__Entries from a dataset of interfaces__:
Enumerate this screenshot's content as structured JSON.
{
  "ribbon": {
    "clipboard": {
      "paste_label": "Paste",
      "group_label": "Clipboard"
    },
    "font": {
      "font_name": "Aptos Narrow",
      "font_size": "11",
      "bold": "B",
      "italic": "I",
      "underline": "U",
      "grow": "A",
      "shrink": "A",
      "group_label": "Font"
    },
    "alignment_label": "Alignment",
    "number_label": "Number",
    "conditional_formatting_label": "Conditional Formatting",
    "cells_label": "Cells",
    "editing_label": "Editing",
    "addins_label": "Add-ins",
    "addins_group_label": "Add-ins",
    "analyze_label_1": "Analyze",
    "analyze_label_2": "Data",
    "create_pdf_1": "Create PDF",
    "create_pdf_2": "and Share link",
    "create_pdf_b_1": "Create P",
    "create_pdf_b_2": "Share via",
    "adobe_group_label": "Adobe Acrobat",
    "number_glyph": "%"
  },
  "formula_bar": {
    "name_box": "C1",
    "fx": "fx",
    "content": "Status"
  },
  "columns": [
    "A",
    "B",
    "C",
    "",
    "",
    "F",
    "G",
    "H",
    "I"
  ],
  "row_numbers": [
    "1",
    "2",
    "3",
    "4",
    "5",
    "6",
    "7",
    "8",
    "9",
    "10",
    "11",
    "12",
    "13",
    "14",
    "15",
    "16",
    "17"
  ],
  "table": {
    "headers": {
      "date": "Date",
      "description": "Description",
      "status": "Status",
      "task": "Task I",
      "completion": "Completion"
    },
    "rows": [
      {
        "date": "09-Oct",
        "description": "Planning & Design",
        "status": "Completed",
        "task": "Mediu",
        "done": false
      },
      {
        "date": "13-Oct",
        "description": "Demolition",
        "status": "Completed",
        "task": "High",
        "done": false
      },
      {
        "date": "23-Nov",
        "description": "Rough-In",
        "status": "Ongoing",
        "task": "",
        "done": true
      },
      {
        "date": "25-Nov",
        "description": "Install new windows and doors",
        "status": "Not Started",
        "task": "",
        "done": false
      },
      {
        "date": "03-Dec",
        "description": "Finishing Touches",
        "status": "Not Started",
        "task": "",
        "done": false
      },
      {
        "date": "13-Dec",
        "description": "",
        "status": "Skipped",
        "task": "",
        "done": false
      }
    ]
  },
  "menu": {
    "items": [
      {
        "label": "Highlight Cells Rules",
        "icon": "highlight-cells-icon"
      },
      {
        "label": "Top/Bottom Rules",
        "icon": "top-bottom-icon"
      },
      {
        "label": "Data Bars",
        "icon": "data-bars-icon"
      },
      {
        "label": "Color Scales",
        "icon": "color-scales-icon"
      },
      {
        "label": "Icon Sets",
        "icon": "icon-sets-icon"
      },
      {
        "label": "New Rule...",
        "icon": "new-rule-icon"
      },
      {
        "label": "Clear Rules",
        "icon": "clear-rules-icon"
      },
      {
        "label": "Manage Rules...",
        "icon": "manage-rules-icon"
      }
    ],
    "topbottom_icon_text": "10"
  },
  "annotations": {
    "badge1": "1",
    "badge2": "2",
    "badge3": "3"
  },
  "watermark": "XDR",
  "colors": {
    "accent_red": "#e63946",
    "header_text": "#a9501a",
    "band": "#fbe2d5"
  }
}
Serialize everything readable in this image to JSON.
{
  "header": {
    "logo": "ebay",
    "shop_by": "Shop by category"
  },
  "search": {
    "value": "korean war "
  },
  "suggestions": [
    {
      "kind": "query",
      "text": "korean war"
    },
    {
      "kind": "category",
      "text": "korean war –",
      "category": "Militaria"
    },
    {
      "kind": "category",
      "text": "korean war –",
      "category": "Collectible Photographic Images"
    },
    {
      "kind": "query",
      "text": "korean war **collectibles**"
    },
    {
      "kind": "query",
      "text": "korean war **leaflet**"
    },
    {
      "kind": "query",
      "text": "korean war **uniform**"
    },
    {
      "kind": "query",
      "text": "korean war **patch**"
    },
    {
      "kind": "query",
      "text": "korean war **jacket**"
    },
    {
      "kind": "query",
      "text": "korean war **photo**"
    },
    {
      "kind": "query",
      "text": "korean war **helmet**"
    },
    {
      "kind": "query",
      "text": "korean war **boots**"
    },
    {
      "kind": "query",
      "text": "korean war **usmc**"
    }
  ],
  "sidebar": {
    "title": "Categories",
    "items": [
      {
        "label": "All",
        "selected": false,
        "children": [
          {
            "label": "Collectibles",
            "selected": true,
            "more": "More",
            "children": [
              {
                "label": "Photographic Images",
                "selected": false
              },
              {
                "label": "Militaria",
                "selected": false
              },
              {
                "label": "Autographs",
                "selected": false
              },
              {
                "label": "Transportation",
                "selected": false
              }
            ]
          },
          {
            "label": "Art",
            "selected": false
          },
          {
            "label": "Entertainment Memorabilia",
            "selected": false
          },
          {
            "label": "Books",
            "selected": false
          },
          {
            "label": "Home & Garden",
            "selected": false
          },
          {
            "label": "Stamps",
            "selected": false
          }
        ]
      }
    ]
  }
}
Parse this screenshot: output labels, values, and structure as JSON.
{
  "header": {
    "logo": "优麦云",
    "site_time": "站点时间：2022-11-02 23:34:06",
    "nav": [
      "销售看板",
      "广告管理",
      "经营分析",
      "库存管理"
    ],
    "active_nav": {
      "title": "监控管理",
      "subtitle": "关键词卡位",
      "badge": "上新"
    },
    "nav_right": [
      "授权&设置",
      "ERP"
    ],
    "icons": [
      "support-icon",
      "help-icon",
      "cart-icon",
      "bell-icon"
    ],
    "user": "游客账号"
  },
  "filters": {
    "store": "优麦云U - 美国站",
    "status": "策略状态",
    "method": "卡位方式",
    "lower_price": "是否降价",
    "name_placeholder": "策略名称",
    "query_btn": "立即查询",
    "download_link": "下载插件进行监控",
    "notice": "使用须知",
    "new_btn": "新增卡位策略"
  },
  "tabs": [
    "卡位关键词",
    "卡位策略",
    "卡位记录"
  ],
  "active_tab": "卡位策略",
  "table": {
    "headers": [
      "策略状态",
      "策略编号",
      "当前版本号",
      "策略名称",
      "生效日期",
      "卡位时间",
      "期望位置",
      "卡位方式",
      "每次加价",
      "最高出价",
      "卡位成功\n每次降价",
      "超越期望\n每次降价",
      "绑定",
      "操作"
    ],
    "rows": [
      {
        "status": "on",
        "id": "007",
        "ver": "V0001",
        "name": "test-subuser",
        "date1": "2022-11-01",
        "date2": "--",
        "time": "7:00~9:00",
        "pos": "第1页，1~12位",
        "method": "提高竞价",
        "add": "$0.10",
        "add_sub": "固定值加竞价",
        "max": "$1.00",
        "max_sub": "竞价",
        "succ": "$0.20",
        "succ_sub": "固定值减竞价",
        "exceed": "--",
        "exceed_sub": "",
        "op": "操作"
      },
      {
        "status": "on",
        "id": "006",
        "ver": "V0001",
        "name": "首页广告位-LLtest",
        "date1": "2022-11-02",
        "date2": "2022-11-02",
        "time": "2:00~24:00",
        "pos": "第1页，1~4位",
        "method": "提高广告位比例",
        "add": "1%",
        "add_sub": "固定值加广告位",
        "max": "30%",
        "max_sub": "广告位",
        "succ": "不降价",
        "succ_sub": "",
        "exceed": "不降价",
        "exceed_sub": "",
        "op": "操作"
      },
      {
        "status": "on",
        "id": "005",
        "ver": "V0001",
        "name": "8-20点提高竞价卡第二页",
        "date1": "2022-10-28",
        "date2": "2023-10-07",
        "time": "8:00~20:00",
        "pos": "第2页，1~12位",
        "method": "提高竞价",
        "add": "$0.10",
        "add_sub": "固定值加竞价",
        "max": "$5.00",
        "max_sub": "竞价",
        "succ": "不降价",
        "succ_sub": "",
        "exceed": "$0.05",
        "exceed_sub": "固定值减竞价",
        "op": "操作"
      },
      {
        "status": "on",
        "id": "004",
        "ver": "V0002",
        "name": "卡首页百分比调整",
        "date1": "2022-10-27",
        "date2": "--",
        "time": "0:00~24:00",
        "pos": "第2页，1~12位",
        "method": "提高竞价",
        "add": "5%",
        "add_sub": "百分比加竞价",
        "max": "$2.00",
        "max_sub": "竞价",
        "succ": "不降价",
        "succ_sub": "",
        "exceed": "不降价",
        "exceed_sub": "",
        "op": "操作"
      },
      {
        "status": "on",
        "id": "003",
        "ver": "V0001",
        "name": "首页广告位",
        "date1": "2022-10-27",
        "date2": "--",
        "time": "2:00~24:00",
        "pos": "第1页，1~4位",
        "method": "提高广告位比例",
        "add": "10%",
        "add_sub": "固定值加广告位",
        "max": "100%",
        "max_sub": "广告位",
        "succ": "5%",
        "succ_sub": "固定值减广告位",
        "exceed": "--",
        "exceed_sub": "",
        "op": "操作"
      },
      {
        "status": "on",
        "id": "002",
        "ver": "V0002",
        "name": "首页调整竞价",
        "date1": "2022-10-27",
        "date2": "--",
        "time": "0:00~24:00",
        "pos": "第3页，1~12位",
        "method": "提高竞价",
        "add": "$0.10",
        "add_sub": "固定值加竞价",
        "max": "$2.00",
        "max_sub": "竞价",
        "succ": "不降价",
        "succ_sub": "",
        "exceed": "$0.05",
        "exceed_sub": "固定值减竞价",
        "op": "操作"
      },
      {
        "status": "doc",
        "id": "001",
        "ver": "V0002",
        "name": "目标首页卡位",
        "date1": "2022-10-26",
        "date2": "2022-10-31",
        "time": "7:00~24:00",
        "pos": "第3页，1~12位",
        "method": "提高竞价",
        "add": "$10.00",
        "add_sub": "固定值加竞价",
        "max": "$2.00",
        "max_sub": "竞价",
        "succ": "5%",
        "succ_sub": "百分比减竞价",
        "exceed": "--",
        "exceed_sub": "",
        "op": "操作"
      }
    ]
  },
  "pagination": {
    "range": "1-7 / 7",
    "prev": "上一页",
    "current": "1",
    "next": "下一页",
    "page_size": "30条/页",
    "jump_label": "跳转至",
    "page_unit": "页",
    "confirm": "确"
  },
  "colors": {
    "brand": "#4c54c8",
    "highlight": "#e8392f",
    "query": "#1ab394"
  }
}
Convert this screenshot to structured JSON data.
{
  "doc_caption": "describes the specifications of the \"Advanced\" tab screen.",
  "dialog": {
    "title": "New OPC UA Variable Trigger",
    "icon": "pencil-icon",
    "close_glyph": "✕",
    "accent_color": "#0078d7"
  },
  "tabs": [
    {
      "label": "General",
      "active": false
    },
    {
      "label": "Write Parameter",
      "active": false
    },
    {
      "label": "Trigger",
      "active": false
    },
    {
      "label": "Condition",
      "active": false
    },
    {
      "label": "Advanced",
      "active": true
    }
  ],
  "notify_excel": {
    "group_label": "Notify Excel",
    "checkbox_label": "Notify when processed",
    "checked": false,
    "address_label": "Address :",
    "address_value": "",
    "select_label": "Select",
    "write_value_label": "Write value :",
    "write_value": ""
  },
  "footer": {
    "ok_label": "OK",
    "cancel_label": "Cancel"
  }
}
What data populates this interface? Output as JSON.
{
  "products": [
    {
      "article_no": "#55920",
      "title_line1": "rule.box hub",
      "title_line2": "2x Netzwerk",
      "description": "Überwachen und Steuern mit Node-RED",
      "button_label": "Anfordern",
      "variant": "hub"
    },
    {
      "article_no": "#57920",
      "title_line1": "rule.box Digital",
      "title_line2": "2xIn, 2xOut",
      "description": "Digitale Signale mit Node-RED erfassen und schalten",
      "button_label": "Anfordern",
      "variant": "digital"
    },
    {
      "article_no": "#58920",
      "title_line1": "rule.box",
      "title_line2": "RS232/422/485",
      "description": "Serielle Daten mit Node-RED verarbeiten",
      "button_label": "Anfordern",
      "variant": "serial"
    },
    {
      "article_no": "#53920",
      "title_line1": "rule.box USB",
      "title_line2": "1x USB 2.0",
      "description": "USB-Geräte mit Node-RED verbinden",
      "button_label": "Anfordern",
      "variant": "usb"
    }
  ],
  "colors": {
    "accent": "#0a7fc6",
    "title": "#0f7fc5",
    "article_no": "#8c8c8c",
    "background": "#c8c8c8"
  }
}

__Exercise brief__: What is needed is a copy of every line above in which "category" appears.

__Solution to the problem__:
    "shop_by": "Shop by category"
      "kind": "category",
      "category": "Militaria"
      "kind": "category",
      "category": "Collectible Photographic Images"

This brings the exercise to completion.